Problem description: Output all records exactly.
++++
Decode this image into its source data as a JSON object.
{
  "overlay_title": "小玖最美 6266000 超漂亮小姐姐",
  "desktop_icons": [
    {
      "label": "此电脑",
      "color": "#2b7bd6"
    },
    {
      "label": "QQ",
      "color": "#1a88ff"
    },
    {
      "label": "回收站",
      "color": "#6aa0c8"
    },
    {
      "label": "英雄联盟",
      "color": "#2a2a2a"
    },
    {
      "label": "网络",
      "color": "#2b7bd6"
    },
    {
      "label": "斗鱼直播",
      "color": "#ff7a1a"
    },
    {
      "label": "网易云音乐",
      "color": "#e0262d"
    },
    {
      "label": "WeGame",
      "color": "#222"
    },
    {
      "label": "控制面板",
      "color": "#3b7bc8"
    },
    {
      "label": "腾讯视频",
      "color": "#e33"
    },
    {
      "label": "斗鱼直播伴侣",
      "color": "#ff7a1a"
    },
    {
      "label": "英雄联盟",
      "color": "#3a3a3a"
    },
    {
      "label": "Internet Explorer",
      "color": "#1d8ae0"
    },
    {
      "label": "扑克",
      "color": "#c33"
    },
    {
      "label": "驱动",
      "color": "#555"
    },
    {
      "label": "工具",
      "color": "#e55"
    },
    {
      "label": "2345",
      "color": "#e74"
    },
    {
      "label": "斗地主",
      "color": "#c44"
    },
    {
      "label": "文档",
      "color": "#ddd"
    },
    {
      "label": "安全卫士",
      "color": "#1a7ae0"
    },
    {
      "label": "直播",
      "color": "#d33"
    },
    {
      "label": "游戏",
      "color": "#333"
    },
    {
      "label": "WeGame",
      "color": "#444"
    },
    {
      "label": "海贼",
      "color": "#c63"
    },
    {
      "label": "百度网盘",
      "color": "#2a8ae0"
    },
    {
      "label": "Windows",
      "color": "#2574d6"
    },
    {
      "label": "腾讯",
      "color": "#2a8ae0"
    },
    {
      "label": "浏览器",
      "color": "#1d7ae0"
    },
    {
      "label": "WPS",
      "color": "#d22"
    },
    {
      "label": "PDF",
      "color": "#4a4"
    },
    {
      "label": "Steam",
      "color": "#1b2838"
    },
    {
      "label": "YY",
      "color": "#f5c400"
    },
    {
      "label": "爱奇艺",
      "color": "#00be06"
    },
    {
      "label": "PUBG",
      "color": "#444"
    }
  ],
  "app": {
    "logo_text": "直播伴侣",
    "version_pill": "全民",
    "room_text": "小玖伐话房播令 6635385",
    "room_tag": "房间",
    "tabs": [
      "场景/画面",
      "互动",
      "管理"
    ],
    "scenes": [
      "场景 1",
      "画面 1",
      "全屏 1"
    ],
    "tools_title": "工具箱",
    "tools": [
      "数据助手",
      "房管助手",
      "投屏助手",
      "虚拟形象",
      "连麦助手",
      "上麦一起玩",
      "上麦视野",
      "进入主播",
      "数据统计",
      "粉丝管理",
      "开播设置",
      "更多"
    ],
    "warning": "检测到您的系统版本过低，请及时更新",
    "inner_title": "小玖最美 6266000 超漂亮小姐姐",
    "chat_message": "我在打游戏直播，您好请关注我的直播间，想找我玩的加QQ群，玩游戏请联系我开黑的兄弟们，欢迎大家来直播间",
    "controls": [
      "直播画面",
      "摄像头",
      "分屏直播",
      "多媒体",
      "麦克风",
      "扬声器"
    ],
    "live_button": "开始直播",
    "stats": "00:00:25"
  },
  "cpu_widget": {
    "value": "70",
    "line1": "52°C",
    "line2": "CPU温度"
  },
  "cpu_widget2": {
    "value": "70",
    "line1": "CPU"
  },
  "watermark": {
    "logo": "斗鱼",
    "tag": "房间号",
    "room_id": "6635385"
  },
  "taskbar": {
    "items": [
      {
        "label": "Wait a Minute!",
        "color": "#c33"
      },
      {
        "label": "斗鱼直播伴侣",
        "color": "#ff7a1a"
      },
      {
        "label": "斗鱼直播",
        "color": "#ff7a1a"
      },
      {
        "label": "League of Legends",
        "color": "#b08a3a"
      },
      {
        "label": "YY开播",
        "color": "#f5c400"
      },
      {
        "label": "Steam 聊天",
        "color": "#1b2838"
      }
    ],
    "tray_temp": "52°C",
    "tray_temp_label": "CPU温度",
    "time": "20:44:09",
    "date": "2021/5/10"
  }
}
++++
Result of the exercise:
Decode this image into its source data as a JSON object.
{
  "overlay_title": "小玖最美 6266000 超漂亮小姐姐",
  "desktop_icons": [
    {
      "label": "此电脑",
      "color": "#2b7bd6"
    },
    {
      "label": "QQ",
      "color": "#1a88ff"
    },
    {
      "label": "回收站",
      "color": "#6aa0c8"
    },
    {
      "label": "英雄联盟",
      "color": "#2a2a2a"
    },
    {
      "label": "网络",
      "color": "#2b7bd6"
    },
    {
      "label": "斗鱼直播",
      "color": "#ff7a1a"
    },
    {
      "label": "网易云音乐",
      "color": "#e0262d"
    },
    {
      "label": "WeGame",
      "color": "#222"
    },
    {
      "label": "控制面板",
      "color": "#3b7bc8"
    },
    {
      "label": "腾讯视频",
      "color": "#e33"
    },
    {
      "label": "斗鱼直播伴侣",
      "color": "#ff7a1a"
    },
    {
      "label": "英雄联盟",
      "color": "#3a3a3a"
    },
    {
      "label": "Internet Explorer",
      "color": "#1d8ae0"
    },
    {
      "label": "扑克",
      "color": "#c33"
    },
    {
      "label": "驱动",
      "color": "#555"
    },
    {
      "label": "工具",
      "color": "#e55"
    },
    {
      "label": "2345",
      "color": "#e74"
    },
    {
      "label": "斗地主",
      "color": "#c44"
    },
    {
      "label": "文档",
      "color": "#ddd"
    },
    {
      "label": "安全卫士",
      "color": "#1a7ae0"
    },
    {
      "label": "直播",
      "color": "#d33"
    },
    {
      "label": "游戏",
      "color": "#333"
    },
    {
      "label": "WeGame",
      "color": "#444"
    },
    {
      "label": "海贼",
      "color": "#c63"
    },
    {
      "label": "百度网盘",
      "color": "#2a8ae0"
    },
    {
      "label": "Windows",
      "color": "#2574d6"
    },
    {
      "label": "腾讯",
      "color": "#2a8ae0"
    },
    {
      "label": "浏览器",
      "color": "#1d7ae0"
    },
    {
      "label": "WPS",
      "color": "#d22"
    },
    {
      "label": "PDF",
      "color": "#4a4"
    },
    {
      "label": "Steam",
      "color": "#1b2838"
    },
    {
      "label": "YY",
      "color": "#f5c400"
    },
    {
      "label": "爱奇艺",
      "color": "#00be06"
    },
    {
      "label": "PUBG",
      "color": "#444"
    }
  ],
  "app": {
    "logo_text": "直播伴侣",
    "version_pill": "全民",
    "room_text": "小玖伐话房播令 6635385",
    "room_tag": "房间",
    "tabs": [
      "场景/画面",
      "互动",
      "管理"
    ],
    "scenes": [
      "场景 1",
      "画面 1",
      "全屏 1"
    ],
    "tools_title": "工具箱",
    "tools": [
      "数据助手",
      "房管助手",
      "投屏助手",
      "虚拟形象",
      "连麦助手",
      "上麦一起玩",
      "上麦视野",
      "进入主播",
      "数据统计",
      "粉丝管理",
      "开播设置",
      "更多"
    ],
    "warning": "检测到您的系统版本过低，请及时更新",
    "inner_title": "小玖最美 6266000 超漂亮小姐姐",
    "chat_message": "我在打游戏直播，您好请关注我的直播间，想找我玩的加QQ群，玩游戏请联系我开黑的兄弟们，欢迎大家来直播间",
    "controls": [
      "直播画面",
      "摄像头",
      "分屏直播",
      "多媒体",
      "麦克风",
      "扬声器"
    ],
    "live_button": "开始直播",
    "stats": "00:00:25"
  },
  "cpu_widget": {
    "value": "70",
    "line1": "52°C",
    "line2": "CPU温度"
  },
  "cpu_widget2": {
    "value": "70",
    "line1": "CPU"
  },
  "watermark": {
    "logo": "斗鱼",
    "tag": "房间号",
    "room_id": "6635385"
  },
  "taskbar": {
    "items": [
      {
        "label": "Wait a Minute!",
        "color": "#c33"
      },
      {
        "label": "斗鱼直播伴侣",
        "color": "#ff7a1a"
      },
      {
        "label": "斗鱼直播",
        "color": "#ff7a1a"
      },
      {
        "label": "League of Legends",
        "color": "#b08a3a"
      },
      {
        "label": "YY开播",
        "color": "#f5c400"
      },
      {
        "label": "Steam 聊天",
        "color": "#1b2838"
      }
    ],
    "tray_temp": "52°C",
    "tray_temp_label": "CPU温度",
    "time": "20:44:09",
    "date": "2021/5/10"
  }
}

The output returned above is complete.